As you may have heard, Facebook is going to allow users to register names in their Facebook URL, replacing the former random ID numbers. This policy, announced in a Facebook blog post earlier this week will become effective on a first come, first served basis beginning Saturday, June 13 at 12:01 am. This new policy creates the danger that Facebook users may try to register as their user name words or phrases that could infringe on a company name, trademarked slogan, or even a broadcast station’s call signs. To prevent others from using your company’s name, call sign or other trademark, Facebook has created a form allowing rights holders to register their marks ahead of time. To protect your intellectual property in the easiest manner possible (without the need for costly infringement lawsuits of other actions), companies should take advantage of the procedures outlined by Facebook itself, and register with the company.
A couple of caveats:
- User names have to be at least five alphanumeric characters. This means that four letter call signs cannot be used as user names unless used with a suffix or frequency. Since periods are the only punctuation allowed, acceptable user names might be WXYZ.FM, or FM98.1, for example.
- In order to prevent someone from using your trademark in advance, it appears that it must be a registered mark. However, a separate form appears to allow intellectual property rights holders to reclaim a user name, even if it is not a registered trademark. Thus, if your company name, mark or call sign is unregistered, you can either register it as your own Facebook user name or wait until someone else does that and complain after the fact. You do not need to be a Facebook user to submit the intellectual property rights forms described above.

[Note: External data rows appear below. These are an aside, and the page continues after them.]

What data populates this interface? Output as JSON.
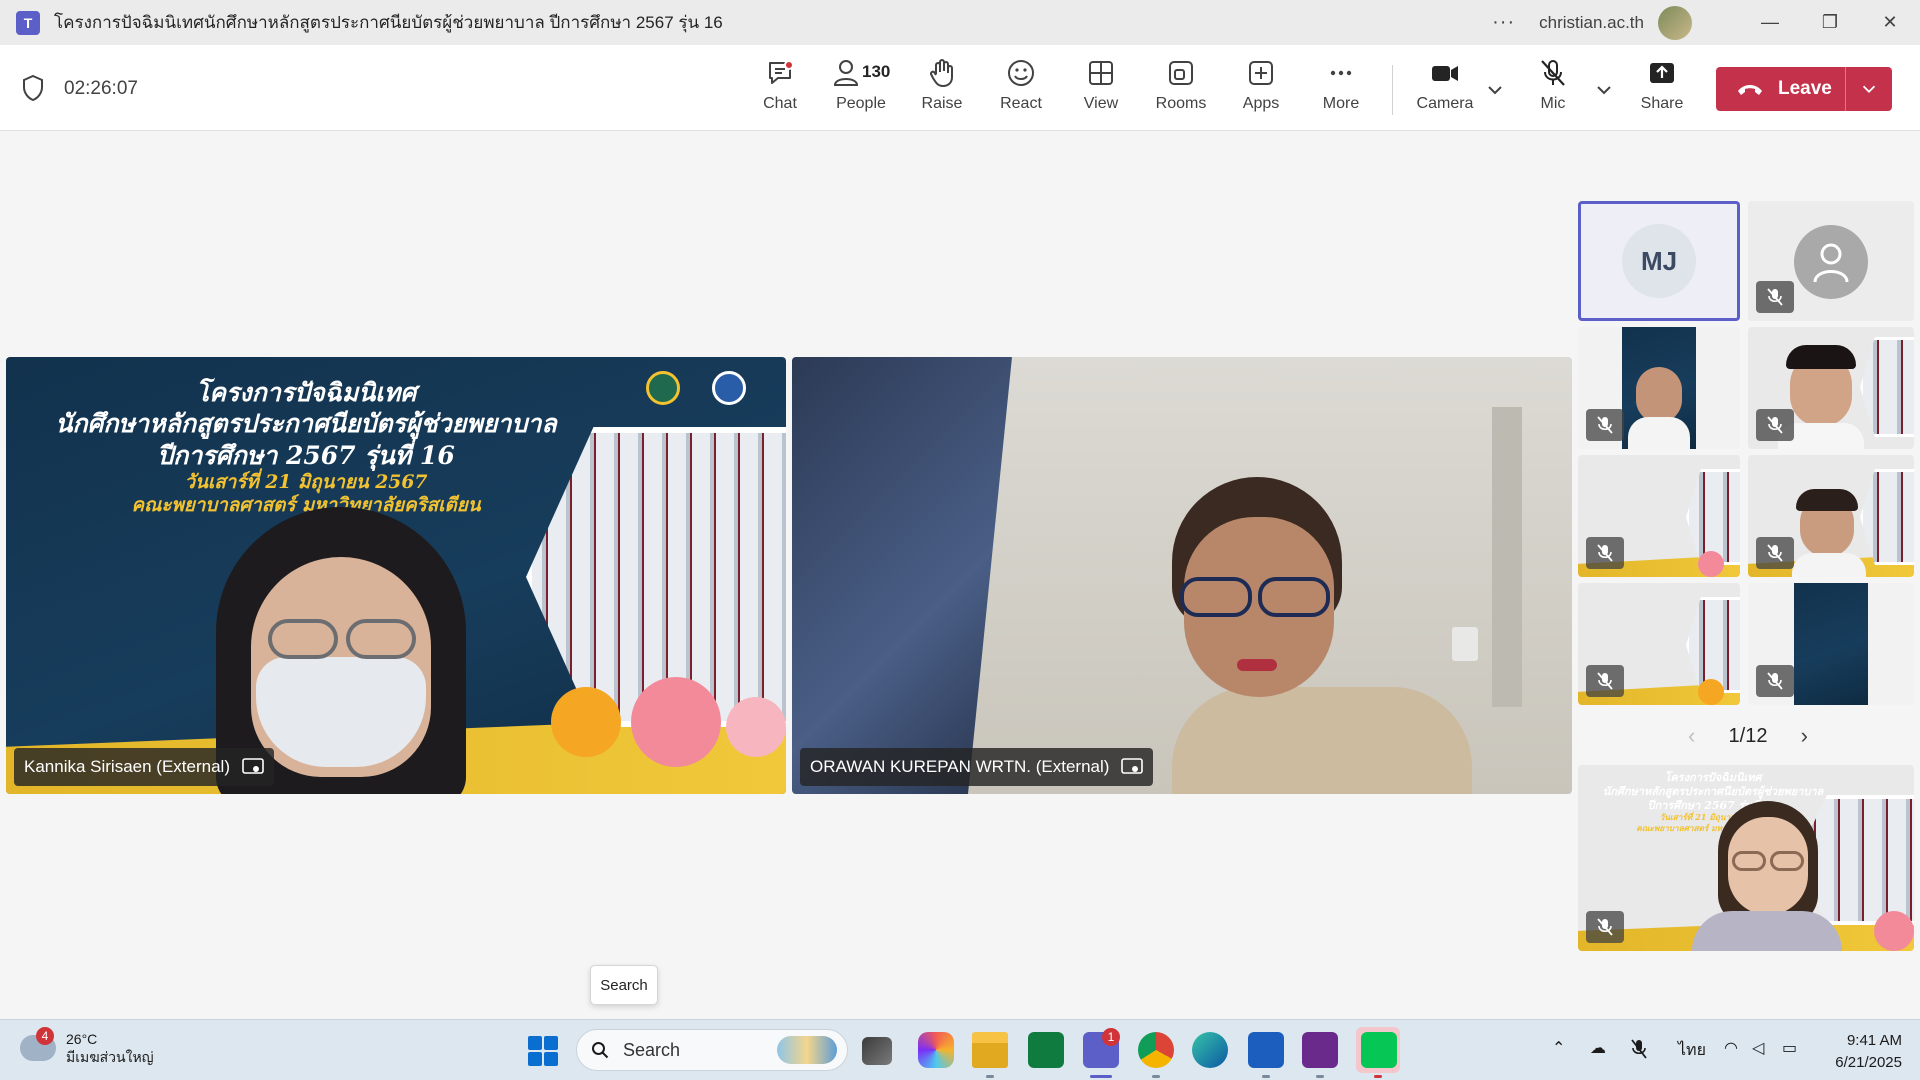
{
  "window": {
    "title": "โครงการปัจฉิมนิเทศนักศึกษาหลักสูตรประกาศนียบัตรผู้ช่วยพยาบาล ปีการศึกษา 2567 รุ่น 16",
    "app_logo": "T",
    "account": "christian.ac.th",
    "more_label": "···",
    "minimize": "—",
    "maximize": "❐",
    "close": "✕"
  },
  "toolbar": {
    "timer": "02:26:07",
    "chat_label": "Chat",
    "people_label": "People",
    "people_count": "130",
    "raise_label": "Raise",
    "react_label": "React",
    "view_label": "View",
    "rooms_label": "Rooms",
    "apps_label": "Apps",
    "more_label": "More",
    "camera_label": "Camera",
    "mic_label": "Mic",
    "share_label": "Share",
    "leave_label": "Leave"
  },
  "banner": {
    "line1": "โครงการปัจฉิมนิเทศ",
    "line2": "นักศึกษาหลักสูตรประกาศนียบัตรผู้ช่วยพยาบาล",
    "line3": "ปีการศึกษา 2567 รุ่นที่ 16",
    "line4": "วันเสาร์ที่ 21 มิถุนายน 2567",
    "line5": "คณะพยาบาลศาสตร์ มหาวิทยาลัยคริสเตียน"
  },
  "main_tiles": [
    {
      "name": "Kannika Sirisaen (External)"
    },
    {
      "name": "ORAWAN KUREPAN WRTN. (External)"
    }
  ],
  "side": {
    "mj_initials": "MJ",
    "page_indicator": "1/12",
    "prev": "‹",
    "next": "›"
  },
  "tooltip": {
    "text": "Search"
  },
  "taskbar": {
    "weather_temp": "26°C",
    "weather_desc": "มีเมฆส่วนใหญ่",
    "weather_badge": "4",
    "search_label": "Search",
    "teams_badge": "1",
    "language": "ไทย",
    "time": "9:41 AM",
    "date": "6/21/2025"
  },
  "colors": {
    "accent": "#5b5fc7",
    "leave": "#c4314b",
    "banner_navy": "#12324d",
    "banner_gold": "#f2c230"
  }
}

Broadcasters and other media companies should take steps now to avoid having someone else registering their intellectual property as a Facebook URL. Certainly, if someone is going to exploit your brand on Facebook, it should be you. Act now to avoid more trouble later.